[Opening INPUT DATA section]

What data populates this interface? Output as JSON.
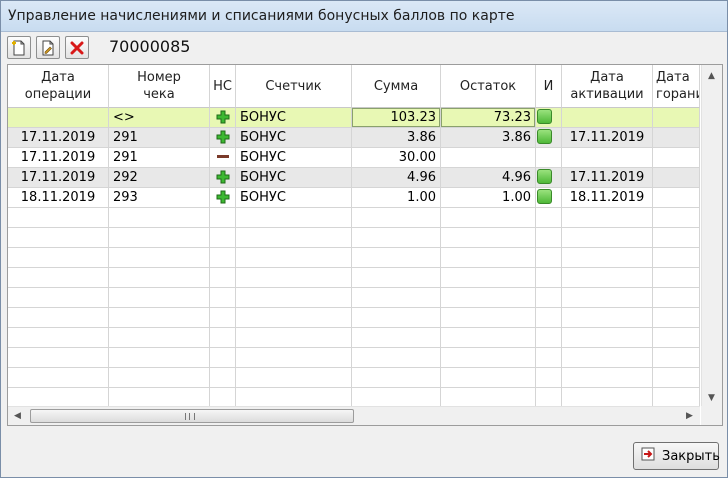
{
  "window": {
    "title": "Управление начислениями и списаниями бонусных баллов по карте"
  },
  "toolbar": {
    "card_number": "70000085",
    "buttons": [
      {
        "name": "add-document-icon"
      },
      {
        "name": "edit-document-icon"
      },
      {
        "name": "delete-x-icon"
      }
    ]
  },
  "table": {
    "columns": [
      {
        "label": "Дата\nоперации",
        "width": 101
      },
      {
        "label": "Номер\nчека",
        "width": 101
      },
      {
        "label": "НС",
        "width": 26
      },
      {
        "label": "Счетчик",
        "width": 116
      },
      {
        "label": "Сумма",
        "width": 89
      },
      {
        "label": "Остаток",
        "width": 95
      },
      {
        "label": "И",
        "width": 26
      },
      {
        "label": "Дата\nактивации",
        "width": 91
      },
      {
        "label": "Дата\nгорани",
        "width": 47
      }
    ],
    "rows": [
      {
        "kind": "summary",
        "date": "",
        "check": "<>",
        "ns": "plus",
        "counter": "БОНУС",
        "sum": "103.23",
        "rest": "73.23",
        "ind": true,
        "act_date": "",
        "burn": ""
      },
      {
        "kind": "shaded",
        "date": "17.11.2019",
        "check": "291",
        "ns": "plus",
        "counter": "БОНУС",
        "sum": "3.86",
        "rest": "3.86",
        "ind": true,
        "act_date": "17.11.2019",
        "burn": ""
      },
      {
        "kind": "white",
        "date": "17.11.2019",
        "check": "291",
        "ns": "minus",
        "counter": "БОНУС",
        "sum": "30.00",
        "rest": "",
        "ind": false,
        "act_date": "",
        "burn": ""
      },
      {
        "kind": "shaded",
        "date": "17.11.2019",
        "check": "292",
        "ns": "plus",
        "counter": "БОНУС",
        "sum": "4.96",
        "rest": "4.96",
        "ind": true,
        "act_date": "17.11.2019",
        "burn": ""
      },
      {
        "kind": "white",
        "date": "18.11.2019",
        "check": "293",
        "ns": "plus",
        "counter": "БОНУС",
        "sum": "1.00",
        "rest": "1.00",
        "ind": true,
        "act_date": "18.11.2019",
        "burn": ""
      }
    ],
    "empty_rows": 10
  },
  "footer": {
    "close_label": "Закрыть"
  },
  "colors": {
    "summary_row": "#e8f8b4",
    "shaded_row": "#e8e8e8",
    "plus_icon": "#3cb832",
    "minus_icon": "#7a3a2a"
  }
}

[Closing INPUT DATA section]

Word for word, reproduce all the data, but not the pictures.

ANSWER AREA >>
What data populates this interface? Output as JSON.
{
  "window": {
    "title": "Управление начислениями и списаниями бонусных баллов по карте"
  },
  "toolbar": {
    "card_number": "70000085",
    "buttons": [
      {
        "name": "add-document-icon"
      },
      {
        "name": "edit-document-icon"
      },
      {
        "name": "delete-x-icon"
      }
    ]
  },
  "table": {
    "columns": [
      {
        "label": "Дата\nоперации",
        "width": 101
      },
      {
        "label": "Номер\nчека",
        "width": 101
      },
      {
        "label": "НС",
        "width": 26
      },
      {
        "label": "Счетчик",
        "width": 116
      },
      {
        "label": "Сумма",
        "width": 89
      },
      {
        "label": "Остаток",
        "width": 95
      },
      {
        "label": "И",
        "width": 26
      },
      {
        "label": "Дата\nактивации",
        "width": 91
      },
      {
        "label": "Дата\nгорани",
        "width": 47
      }
    ],
    "rows": [
      {
        "kind": "summary",
        "date": "",
        "check": "<>",
        "ns": "plus",
        "counter": "БОНУС",
        "sum": "103.23",
        "rest": "73.23",
        "ind": true,
        "act_date": "",
        "burn": ""
      },
      {
        "kind": "shaded",
        "date": "17.11.2019",
        "check": "291",
        "ns": "plus",
        "counter": "БОНУС",
        "sum": "3.86",
        "rest": "3.86",
        "ind": true,
        "act_date": "17.11.2019",
        "burn": ""
      },
      {
        "kind": "white",
        "date": "17.11.2019",
        "check": "291",
        "ns": "minus",
        "counter": "БОНУС",
        "sum": "30.00",
        "rest": "",
        "ind": false,
        "act_date": "",
        "burn": ""
      },
      {
        "kind": "shaded",
        "date": "17.11.2019",
        "check": "292",
        "ns": "plus",
        "counter": "БОНУС",
        "sum": "4.96",
        "rest": "4.96",
        "ind": true,
        "act_date": "17.11.2019",
        "burn": ""
      },
      {
        "kind": "white",
        "date": "18.11.2019",
        "check": "293",
        "ns": "plus",
        "counter": "БОНУС",
        "sum": "1.00",
        "rest": "1.00",
        "ind": true,
        "act_date": "18.11.2019",
        "burn": ""
      }
    ],
    "empty_rows": 10
  },
  "footer": {
    "close_label": "Закрыть"
  },
  "colors": {
    "summary_row": "#e8f8b4",
    "shaded_row": "#e8e8e8",
    "plus_icon": "#3cb832",
    "minus_icon": "#7a3a2a"
  }
}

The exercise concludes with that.